EXTRACTED RECORDS>
########################################
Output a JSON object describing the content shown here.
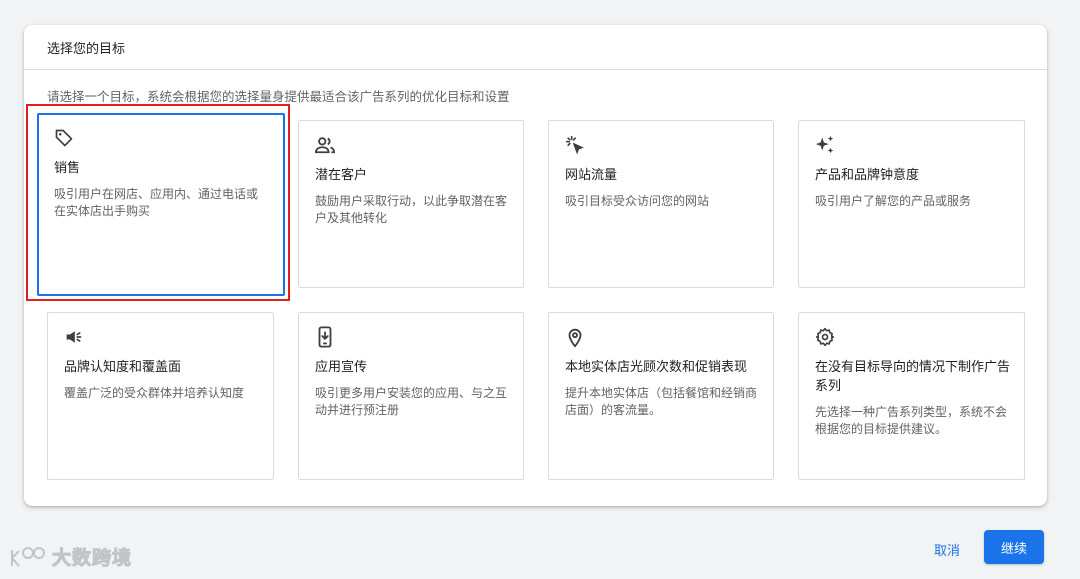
{
  "dialog": {
    "title": "选择您的目标",
    "description": "请选择一个目标，系统会根据您的选择量身提供最适合该广告系列的优化目标和设置"
  },
  "goals": [
    {
      "title": "销售",
      "text": "吸引用户在网店、应用内、通过电话或在实体店出手购买",
      "icon": "tag-icon",
      "selected": true
    },
    {
      "title": "潜在客户",
      "text": "鼓励用户采取行动，以此争取潜在客户及其他转化",
      "icon": "people-icon",
      "selected": false
    },
    {
      "title": "网站流量",
      "text": "吸引目标受众访问您的网站",
      "icon": "cursor-click-icon",
      "selected": false
    },
    {
      "title": "产品和品牌钟意度",
      "text": "吸引用户了解您的产品或服务",
      "icon": "sparkle-icon",
      "selected": false
    },
    {
      "title": "品牌认知度和覆盖面",
      "text": "覆盖广泛的受众群体并培养认知度",
      "icon": "megaphone-icon",
      "selected": false
    },
    {
      "title": "应用宣传",
      "text": "吸引更多用户安装您的应用、与之互动并进行预注册",
      "icon": "phone-download-icon",
      "selected": false
    },
    {
      "title": "本地实体店光顾次数和促销表现",
      "text": "提升本地实体店（包括餐馆和经销商店面）的客流量。",
      "icon": "location-pin-icon",
      "selected": false
    },
    {
      "title": "在没有目标导向的情况下制作广告系列",
      "text": "先选择一种广告系列类型，系统不会根据您的目标提供建议。",
      "icon": "gear-icon",
      "selected": false
    }
  ],
  "footer": {
    "cancel_label": "取消",
    "continue_label": "继续"
  },
  "watermark": {
    "text": "大数跨境"
  },
  "colors": {
    "accent": "#1a73e8",
    "highlight": "#e0201b"
  }
}
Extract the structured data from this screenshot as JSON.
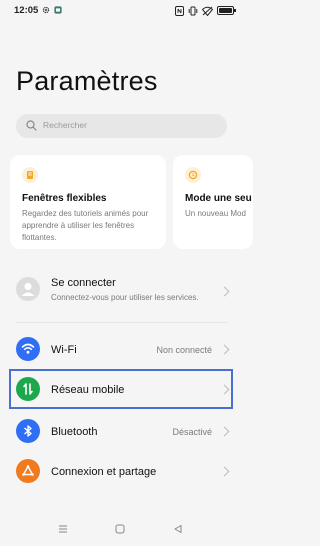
{
  "status_bar": {
    "time": "12:05",
    "icons": [
      "settings-gear-icon",
      "app-notification-icon",
      "nfc-icon",
      "vibrate-icon",
      "wifi-off-icon",
      "battery-icon"
    ],
    "battery_level": 0.85
  },
  "page": {
    "title": "Paramètres"
  },
  "search": {
    "placeholder": "Rechercher"
  },
  "cards": [
    {
      "icon": "flexible-windows-icon",
      "title": "Fenêtres flexibles",
      "description": "Regardez des tutoriels animés pour apprendre à utiliser les fenêtres flottantes."
    },
    {
      "icon": "silent-mode-icon",
      "title": "Mode une seu",
      "description": "Un nouveau Mod"
    }
  ],
  "account": {
    "label": "Se connecter",
    "sub": "Connectez-vous pour utiliser les services."
  },
  "settings": [
    {
      "label": "Wi-Fi",
      "value": "Non connecté",
      "icon": "wifi-icon",
      "color": "#2f6ef5"
    },
    {
      "label": "Réseau mobile",
      "value": "",
      "icon": "mobile-data-icon",
      "color": "#1ea84e"
    },
    {
      "label": "Bluetooth",
      "value": "Désactivé",
      "icon": "bluetooth-icon",
      "color": "#2f6ef5"
    },
    {
      "label": "Connexion et partage",
      "value": "",
      "icon": "share-connection-icon",
      "color": "#f07a1e"
    }
  ],
  "colors": {
    "background": "#f5f5f5",
    "card": "#ffffff",
    "highlight_border": "#4a6fd3"
  },
  "nav": {
    "buttons": [
      "menu-icon",
      "home-icon",
      "back-icon"
    ]
  }
}
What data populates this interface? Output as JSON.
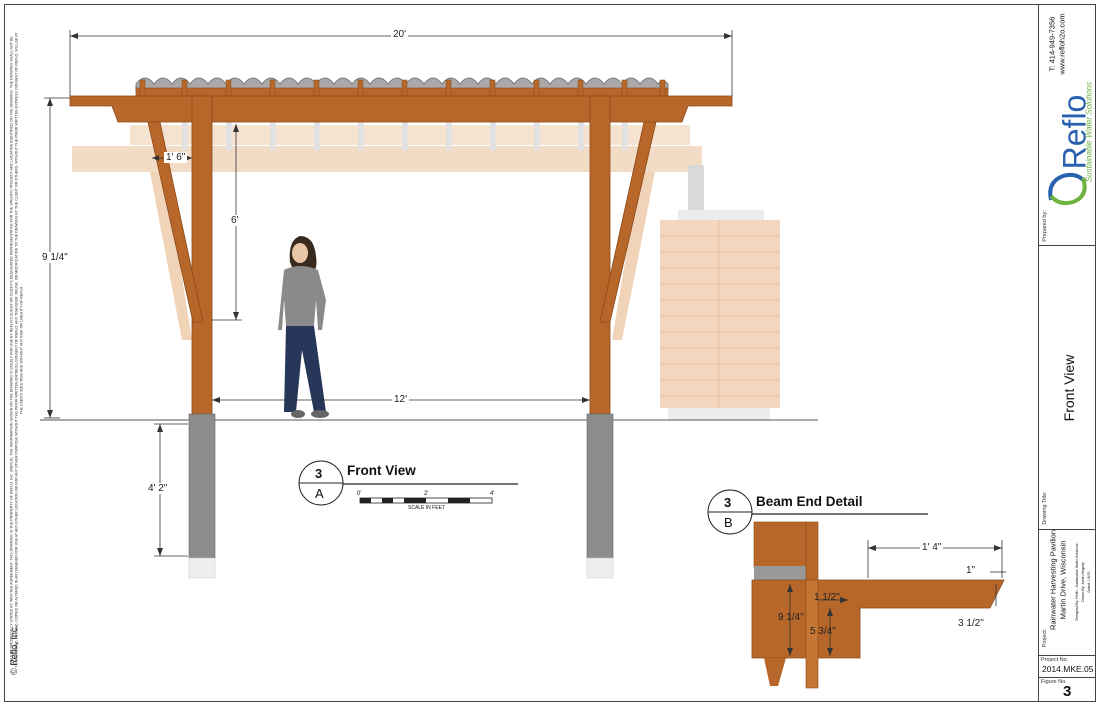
{
  "legal_notice": "UNLESS SPECIFICALLY STATED BY WRITTEN AGREEMENT, THIS DRAWING IS THE PROPERTY OF REFLO, INC. (REFLO). THE INFORMATION SHOWN ON THE DRAWING IS SOLELY FOR USE BY REFLO'S CLIENT OR CLIENT'S DESIGNATED REPRESENTATIVE FOR THE SPECIFIC PROJECT AND LOCATION IDENTIFIED ON THE DRAWING. THE DRAWING SHALL NOT BE TRANSFERRED, REUSED, COPIED OR ALTERED IN ANY MANNER FOR USE AT ANY OTHER LOCATION OR FOR ANY OTHER PURPOSE WITHOUT THE PRIOR WRITTEN EXPRESS CONSENT OF REFLO. ANY TRANSFER, REUSE, OR MODIFICATION TO THE DRAWING BY THE CLIENT OR OTHERS, WITHOUT THE PRIOR WRITTEN EXPRESS CONSENT OF REFLO, WILL BE AT THE USER'S SOLE RISK AND WITHOUT ANY RISK OR LIABILITY OF REFLO.",
  "copyright": "© Reflo, Inc.",
  "title_block": {
    "phone": "T: 414-949-7356",
    "website": "www.refloh2o.com",
    "logo_text": "Reflo",
    "logo_tagline": "Sustainable Water Solutions",
    "prepared_by_label": "Prepared by:",
    "drawing_title_label": "Drawing Title:",
    "drawing_title": "Front View",
    "project_label": "Project:",
    "project_name": "Rainwater Harvesting Pavilion",
    "project_location": "Martin Drive, Wisconsin",
    "designed_by": "Designed By: Reflo - Sustainable Water Solutions",
    "drawn_by": "Drawn By: Justin Hegarty",
    "dated": "Dated: 1/6/15",
    "project_no_label": "Project No.",
    "project_no": "2014.MKE.05",
    "figure_no_label": "Figure No.",
    "figure_no": "3"
  },
  "front_view": {
    "dims": {
      "width_total": "20'",
      "height_total": "9 1/4\"",
      "brace_offset": "1' 6\"",
      "brace_height": "6'",
      "post_spacing": "12'",
      "footing_depth": "4' 2\""
    },
    "callout_number": "3",
    "callout_sheet": "A",
    "title": "Front View",
    "scale_ticks": [
      "0'",
      "2'",
      "4'"
    ],
    "scale_label": "SCALE IN FEET"
  },
  "beam_detail": {
    "callout_number": "3",
    "callout_sheet": "B",
    "title": "Beam End Detail",
    "dims": {
      "overhang": "1' 4\"",
      "end_thickness": "1\"",
      "notch": "1 1/2\"",
      "beam_depth": "9 1/4\"",
      "inner_depth": "5 3/4\"",
      "end_depth": "3 1/2\""
    }
  },
  "colors": {
    "wood": "#b8672a",
    "wood_dark": "#8a4a1a",
    "concrete": "#8c8c8c",
    "roof": "#a9a9a9",
    "ghost_wood": "#f1d3b8",
    "accent_green": "#6db33f",
    "accent_blue": "#2a62b0"
  }
}
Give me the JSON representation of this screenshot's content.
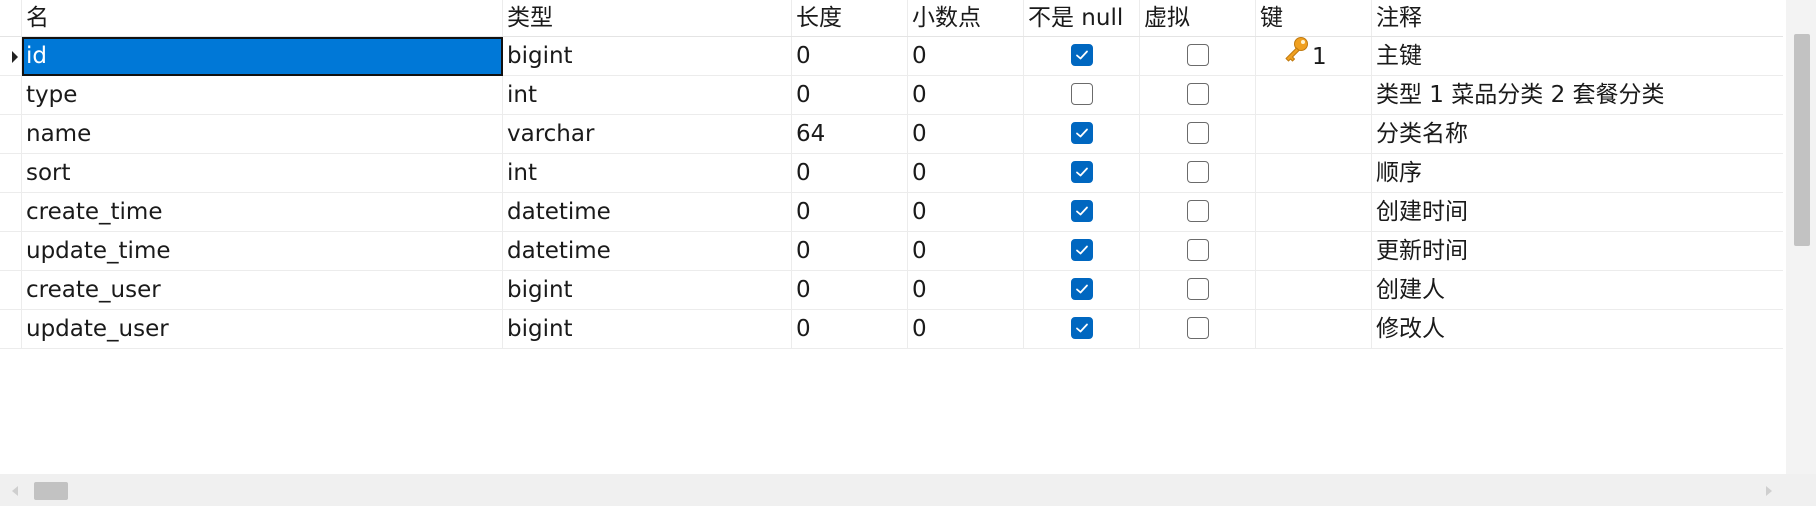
{
  "headers": [
    "名",
    "类型",
    "长度",
    "小数点",
    "不是 null",
    "虚拟",
    "键",
    "注释"
  ],
  "rows": [
    {
      "name": "id",
      "type": "bigint",
      "length": "0",
      "decimals": "0",
      "not_null": true,
      "virtual": false,
      "key": "1",
      "comment": "主键",
      "selected": true
    },
    {
      "name": "type",
      "type": "int",
      "length": "0",
      "decimals": "0",
      "not_null": false,
      "virtual": false,
      "key": "",
      "comment": "类型   1 菜品分类 2 套餐分类"
    },
    {
      "name": "name",
      "type": "varchar",
      "length": "64",
      "decimals": "0",
      "not_null": true,
      "virtual": false,
      "key": "",
      "comment": "分类名称"
    },
    {
      "name": "sort",
      "type": "int",
      "length": "0",
      "decimals": "0",
      "not_null": true,
      "virtual": false,
      "key": "",
      "comment": "顺序"
    },
    {
      "name": "create_time",
      "type": "datetime",
      "length": "0",
      "decimals": "0",
      "not_null": true,
      "virtual": false,
      "key": "",
      "comment": "创建时间"
    },
    {
      "name": "update_time",
      "type": "datetime",
      "length": "0",
      "decimals": "0",
      "not_null": true,
      "virtual": false,
      "key": "",
      "comment": "更新时间"
    },
    {
      "name": "create_user",
      "type": "bigint",
      "length": "0",
      "decimals": "0",
      "not_null": true,
      "virtual": false,
      "key": "",
      "comment": "创建人"
    },
    {
      "name": "update_user",
      "type": "bigint",
      "length": "0",
      "decimals": "0",
      "not_null": true,
      "virtual": false,
      "key": "",
      "comment": "修改人"
    }
  ],
  "icons": {
    "key": "key-icon",
    "checkbox_on": "checkbox-checked-icon",
    "checkbox_off": "checkbox-unchecked-icon",
    "row_marker": "current-row-marker-icon"
  },
  "colors": {
    "selection": "#0078d7",
    "checkbox": "#0067c0",
    "key": "#f0a020"
  }
}
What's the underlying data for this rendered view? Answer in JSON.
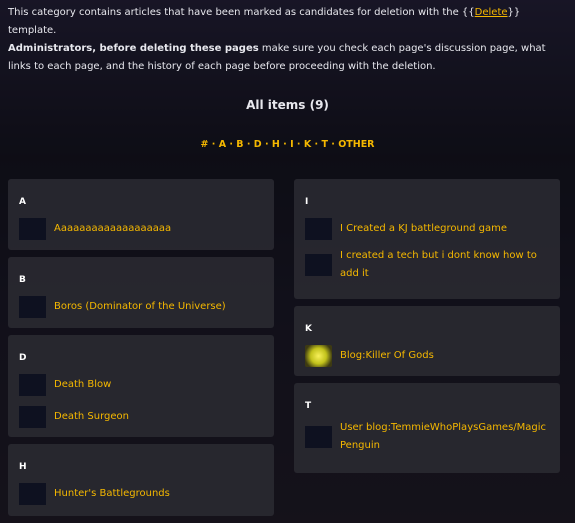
{
  "intro": {
    "line1_prefix": "This category contains articles that have been marked as candidates for deletion with the {{",
    "line1_link": "Delete",
    "line1_suffix": "}} template.",
    "line2_bold": "Administrators, before deleting these pages",
    "line2_rest": " make sure you check each page's discussion page, what links to each page, and the history of each page before proceeding with the deletion."
  },
  "all_items_label": "All items (9)",
  "letter_nav": [
    "#",
    "A",
    "B",
    "D",
    "H",
    "I",
    "K",
    "T",
    "OTHER"
  ],
  "left_groups": [
    {
      "letter": "A",
      "items": [
        {
          "title": "Aaaaaaaaaaaaaaaaaaa"
        }
      ]
    },
    {
      "letter": "B",
      "items": [
        {
          "title": "Boros (Dominator of the Universe)"
        }
      ]
    },
    {
      "letter": "D",
      "items": [
        {
          "title": "Death Blow"
        },
        {
          "title": "Death Surgeon"
        }
      ]
    },
    {
      "letter": "H",
      "items": [
        {
          "title": "Hunter's Battlegrounds"
        }
      ]
    }
  ],
  "right_groups": [
    {
      "letter": "I",
      "items": [
        {
          "title": "I Created a KJ battleground game"
        },
        {
          "title": "I created a tech but i dont know how to add it"
        }
      ]
    },
    {
      "letter": "K",
      "items": [
        {
          "title": "Blog:Killer Of Gods"
        }
      ]
    },
    {
      "letter": "T",
      "items": [
        {
          "title": "User blog:TemmieWhoPlaysGames/Magic Penguin"
        }
      ]
    }
  ],
  "colors": {
    "link": "#f5b800",
    "card_bg": "#28282f",
    "thumb_bg": "#0e1120"
  }
}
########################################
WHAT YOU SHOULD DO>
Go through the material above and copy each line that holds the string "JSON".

WRITTEN REPLY>
Output a JSON object describing the content shown here.
Extract the structured data from this screenshot as JSON.
What data populates this interface? Output as JSON.
Give me the JSON representation of this screenshot's content.
What's the underlying data for this rendered view? Answer in JSON.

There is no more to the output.